JULY 29, 2016, FORT KNOX, Ky. – An online training tool for Soldiers interested in understanding how the enlisted selection board process works is now available.
The tool, which is meant to provide Soldiers with an interactive learning experience of the selection board process, consists of an online video with printable training aids. The video is 49 minutes long and covers what a Department of the Army selection board is; how board members are chosen; how boards work; and how to prepare for your next board.
The video also details the different types of selection boards, including the Qualitative Management Program and the Qualitative Service Program. The last eight minutes of the video is a mock board that is designed to place Soldiers themselves in the position of board members and simulate the experience of grading and rating four different candidates.
The tool was developed over the course of seven months by the Department of the Army Secretariat at Army Human Resources Command.
“We waited to start the video until the release of the new (Noncommissioned Officer Evaluation Report) so we could incorporate it and the Select Train Educate Promote program into the presentation,” said Master Sgt. Tamika DeVeaux-Wallace, noncommissioned officer in charge, DA Secretariat.

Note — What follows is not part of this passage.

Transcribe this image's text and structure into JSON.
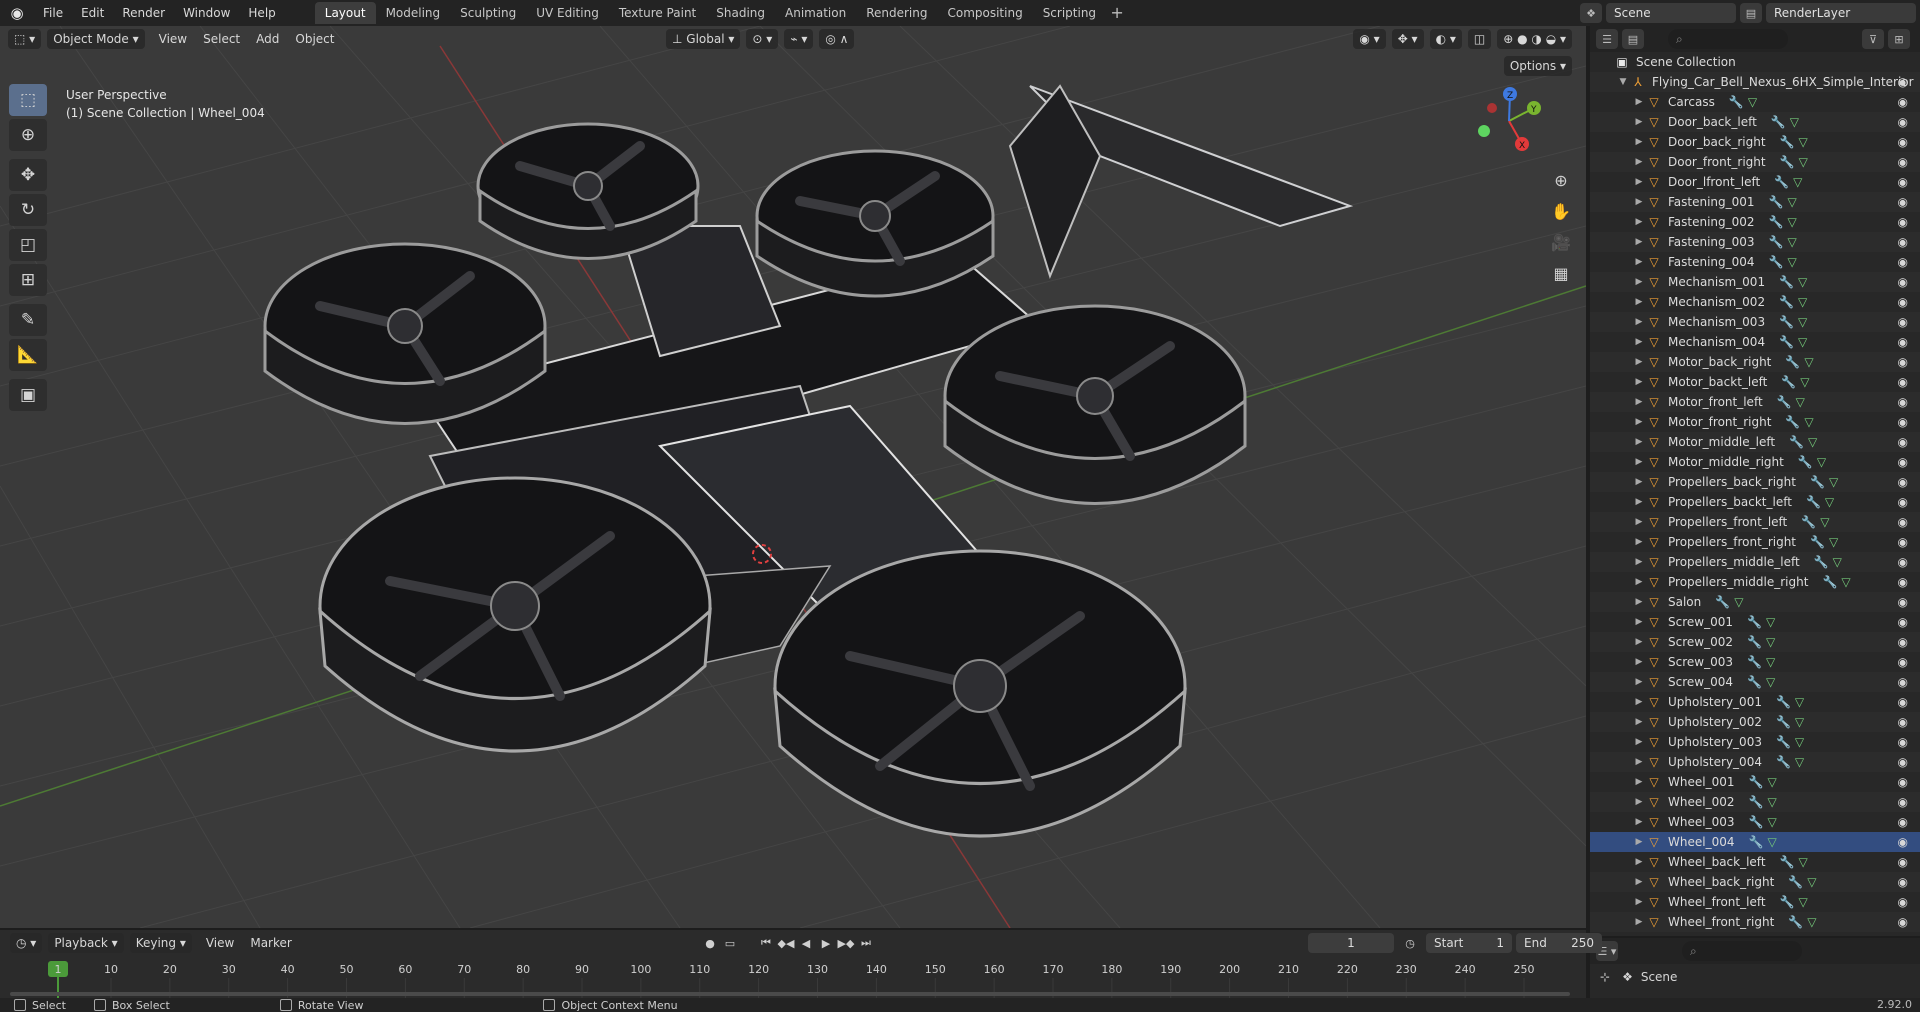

“Additionally, this tool goes into great detail. We reference several different regulations and explain concepts that can help Soldiers grow more successfully in their careers. For example, how something like a broadening assignment can assist a Soldier’s career and change how a board member views their file.”
Soldiers have always had training on how to prepare for a selection board, but they were not always educated on why they had to prepare the way they do, according to Capt. Michael Hebert, a board recorder for DA Secretariat Selection Boards.
While the information has always been available, culling the knowledge from the different sources could be a daunting task for an NCO, especially for one who does not work in human resources and is unfamiliar with the relevant regulations.
The video also works to dispel misconceptions Soldiers may have about what actually happens during a board.
“Some Soldiers still believe that board members confer with one another and can have influence on the way other members rate a specific Soldier,” said DeVeaux-Wallace. “That just isn’t the case. Board members cannot speak to one another while reviewing files.”
In 2012 several policies were changed that tightened the rules and regulations governing selection boards, said Hebert. Nevertheless, many Soldiers still have misconceptions about the process despite the years that have passed since the changes were made.
“Soldiers still believe those myths,” Hebert said. “This is a tool to dispel those myths. Any NCO can go to the YouTube video, let their Soldiers see it. Then they are all taught by the very people who run the boards, and the information comes from all the regulations we have to follow. It addresses all the trends we see and can now stimulate a conversation for them at their level.”